** WORK REQUEST **
Please output the entries below exactly as they are.

(PROVIDED MATERIAL begins)

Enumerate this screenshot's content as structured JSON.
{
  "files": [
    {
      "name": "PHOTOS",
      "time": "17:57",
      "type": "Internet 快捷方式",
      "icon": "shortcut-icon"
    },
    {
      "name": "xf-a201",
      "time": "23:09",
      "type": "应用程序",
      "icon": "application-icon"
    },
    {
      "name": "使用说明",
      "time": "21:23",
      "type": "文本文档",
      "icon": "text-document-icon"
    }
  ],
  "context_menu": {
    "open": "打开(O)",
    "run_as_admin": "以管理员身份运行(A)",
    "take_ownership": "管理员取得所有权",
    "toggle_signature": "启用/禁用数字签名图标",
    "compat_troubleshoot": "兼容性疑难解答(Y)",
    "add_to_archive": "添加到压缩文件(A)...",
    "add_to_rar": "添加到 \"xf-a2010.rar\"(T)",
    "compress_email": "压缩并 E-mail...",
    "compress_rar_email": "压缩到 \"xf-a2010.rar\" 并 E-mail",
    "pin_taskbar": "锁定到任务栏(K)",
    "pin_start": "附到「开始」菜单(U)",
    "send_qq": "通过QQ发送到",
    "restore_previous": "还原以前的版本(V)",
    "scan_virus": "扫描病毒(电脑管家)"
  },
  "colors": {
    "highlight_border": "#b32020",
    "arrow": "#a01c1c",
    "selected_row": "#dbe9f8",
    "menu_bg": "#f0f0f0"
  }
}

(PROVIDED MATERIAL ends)

** FINAL ANSWER **
Enumerate this screenshot's content as structured JSON.
{
  "files": [
    {
      "name": "PHOTOS",
      "time": "17:57",
      "type": "Internet 快捷方式",
      "icon": "shortcut-icon"
    },
    {
      "name": "xf-a201",
      "time": "23:09",
      "type": "应用程序",
      "icon": "application-icon"
    },
    {
      "name": "使用说明",
      "time": "21:23",
      "type": "文本文档",
      "icon": "text-document-icon"
    }
  ],
  "context_menu": {
    "open": "打开(O)",
    "run_as_admin": "以管理员身份运行(A)",
    "take_ownership": "管理员取得所有权",
    "toggle_signature": "启用/禁用数字签名图标",
    "compat_troubleshoot": "兼容性疑难解答(Y)",
    "add_to_archive": "添加到压缩文件(A)...",
    "add_to_rar": "添加到 \"xf-a2010.rar\"(T)",
    "compress_email": "压缩并 E-mail...",
    "compress_rar_email": "压缩到 \"xf-a2010.rar\" 并 E-mail",
    "pin_taskbar": "锁定到任务栏(K)",
    "pin_start": "附到「开始」菜单(U)",
    "send_qq": "通过QQ发送到",
    "restore_previous": "还原以前的版本(V)",
    "scan_virus": "扫描病毒(电脑管家)"
  },
  "colors": {
    "highlight_border": "#b32020",
    "arrow": "#a01c1c",
    "selected_row": "#dbe9f8",
    "menu_bg": "#f0f0f0"
  }
}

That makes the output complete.